AB - Sedimentary biomarker distributions can record ocean productivity and community structure, but their interpretation must consider alteration during organic matter (OM) export and burial. Large changes in the water column redox state are known to impact on the preservation of biomarkers, but more subtle variation in sediment redox conditions, characteristic of major modern ocean basins, have been less thoroughly investigated. Here we evaluate changes in biomarker distributions during sinking and burial across a nearshore to offshore transect in the southwestern Cape Basin (South East Atlantic), which includes a range of sedimentary environments. Biomarker concentrations and distributions in suspended particulate matter from the upper water column were determined and compared with underlying sedimentary biomarker accumulation rates and distributions. Biomarker distributions were similar in surface and subsurface waters, indicating that the OM signature is exported from the ocean mixed layer with minimal alteration. We show that, while export production (100m) is similar along this transect, 230Thxs-corrected biomarker accumulation rate varies by over an order of magnitude in sediments and is directly associated with sedimentary redox conditions, ranging from oxic to nitrogenous-ferruginous. Biomarker distributions were dominated by sterols in surface water, and by alkenones in underlying sediments, which we propose to be primarily the result of selective preservation. Notably, the difference in sediment O2 penetration depth was associated with relative biomarker preservation. Subtle variation in sedimentary redox conditions has a dramatic impact on the distribution of preserved biomarkers. We discuss mechanisms for preferential degradation of specific biomarkers within this setting.

KW - Atlantic Ocean

KW - Biomarker preservation

KW - Paleoproductivity proxies

UR - http://www.scopus.com/inward/record.url?scp=84907465109&partnerID=8YFLogxK

U2 - 10.1016/j.orggeochem.2014.08.006

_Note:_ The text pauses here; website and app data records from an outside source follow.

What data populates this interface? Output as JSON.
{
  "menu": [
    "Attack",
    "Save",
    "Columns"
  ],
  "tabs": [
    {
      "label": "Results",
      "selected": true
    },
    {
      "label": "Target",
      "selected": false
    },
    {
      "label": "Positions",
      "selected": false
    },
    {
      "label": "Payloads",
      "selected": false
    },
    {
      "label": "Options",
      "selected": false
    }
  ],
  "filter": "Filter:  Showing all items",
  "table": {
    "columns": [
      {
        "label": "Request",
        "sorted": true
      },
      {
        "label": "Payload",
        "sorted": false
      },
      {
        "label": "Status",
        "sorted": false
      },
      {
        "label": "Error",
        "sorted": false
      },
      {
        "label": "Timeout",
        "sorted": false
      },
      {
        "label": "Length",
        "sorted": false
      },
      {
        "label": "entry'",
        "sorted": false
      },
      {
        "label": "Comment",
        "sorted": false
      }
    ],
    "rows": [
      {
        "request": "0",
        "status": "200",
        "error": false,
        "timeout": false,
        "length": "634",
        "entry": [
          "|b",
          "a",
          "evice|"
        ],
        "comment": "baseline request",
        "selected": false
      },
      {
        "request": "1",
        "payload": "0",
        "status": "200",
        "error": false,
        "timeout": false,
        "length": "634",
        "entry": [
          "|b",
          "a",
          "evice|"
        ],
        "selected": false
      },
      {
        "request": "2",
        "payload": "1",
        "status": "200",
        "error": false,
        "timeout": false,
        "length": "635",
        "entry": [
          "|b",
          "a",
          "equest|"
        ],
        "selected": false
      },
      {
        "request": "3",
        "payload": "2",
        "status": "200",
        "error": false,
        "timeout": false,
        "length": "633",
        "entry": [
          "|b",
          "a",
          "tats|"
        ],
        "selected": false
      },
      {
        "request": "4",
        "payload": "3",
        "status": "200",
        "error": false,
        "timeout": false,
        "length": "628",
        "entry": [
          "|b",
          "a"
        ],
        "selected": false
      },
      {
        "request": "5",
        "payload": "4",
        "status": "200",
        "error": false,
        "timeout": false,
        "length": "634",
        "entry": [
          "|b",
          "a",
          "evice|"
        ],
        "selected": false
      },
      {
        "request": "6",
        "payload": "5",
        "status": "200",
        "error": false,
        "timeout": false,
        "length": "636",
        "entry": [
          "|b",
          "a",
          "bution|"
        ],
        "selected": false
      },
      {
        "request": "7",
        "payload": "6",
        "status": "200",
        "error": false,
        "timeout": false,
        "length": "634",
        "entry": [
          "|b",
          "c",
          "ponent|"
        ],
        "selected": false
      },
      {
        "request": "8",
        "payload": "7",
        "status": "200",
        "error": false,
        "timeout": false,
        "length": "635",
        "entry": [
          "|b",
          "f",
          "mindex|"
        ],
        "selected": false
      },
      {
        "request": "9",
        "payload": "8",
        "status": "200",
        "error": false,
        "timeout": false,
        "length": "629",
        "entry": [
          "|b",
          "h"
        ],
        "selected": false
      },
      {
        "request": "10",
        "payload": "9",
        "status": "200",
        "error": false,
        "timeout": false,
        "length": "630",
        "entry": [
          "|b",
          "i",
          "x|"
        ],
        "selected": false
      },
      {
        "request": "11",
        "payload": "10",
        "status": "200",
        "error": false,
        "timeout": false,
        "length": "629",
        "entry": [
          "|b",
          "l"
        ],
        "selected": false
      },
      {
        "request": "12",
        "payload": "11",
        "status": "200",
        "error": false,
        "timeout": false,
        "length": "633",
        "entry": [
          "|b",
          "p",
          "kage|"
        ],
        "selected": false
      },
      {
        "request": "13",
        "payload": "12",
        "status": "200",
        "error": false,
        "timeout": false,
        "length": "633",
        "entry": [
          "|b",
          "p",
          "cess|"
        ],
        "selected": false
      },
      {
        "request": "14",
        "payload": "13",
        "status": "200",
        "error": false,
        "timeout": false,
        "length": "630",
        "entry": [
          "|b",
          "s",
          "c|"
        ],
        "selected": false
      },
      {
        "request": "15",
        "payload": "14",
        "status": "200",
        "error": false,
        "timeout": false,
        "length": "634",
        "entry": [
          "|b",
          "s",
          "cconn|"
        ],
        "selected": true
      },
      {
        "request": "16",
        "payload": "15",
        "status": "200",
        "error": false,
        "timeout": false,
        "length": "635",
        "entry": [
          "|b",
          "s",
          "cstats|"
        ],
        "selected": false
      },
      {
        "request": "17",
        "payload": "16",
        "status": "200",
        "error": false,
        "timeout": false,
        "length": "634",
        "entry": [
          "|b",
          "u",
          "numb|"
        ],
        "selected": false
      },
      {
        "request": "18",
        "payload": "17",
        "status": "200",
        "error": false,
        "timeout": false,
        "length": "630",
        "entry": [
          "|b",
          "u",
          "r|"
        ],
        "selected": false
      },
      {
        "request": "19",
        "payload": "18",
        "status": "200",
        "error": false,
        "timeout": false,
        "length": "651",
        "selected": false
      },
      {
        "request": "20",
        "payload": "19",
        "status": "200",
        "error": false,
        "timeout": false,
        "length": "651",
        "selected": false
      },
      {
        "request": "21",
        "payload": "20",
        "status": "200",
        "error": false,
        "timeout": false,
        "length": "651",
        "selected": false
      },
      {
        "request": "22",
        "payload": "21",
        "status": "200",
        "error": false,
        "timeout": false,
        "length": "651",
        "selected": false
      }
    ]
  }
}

DO - 10.1016/j.orggeochem.2014.08.006

M3 - Article

VL - 76

SP - 220

EP - 234

JO - Organic Geochemistry

JF - Organic Geochemistry

SN - 0146-6380

ER -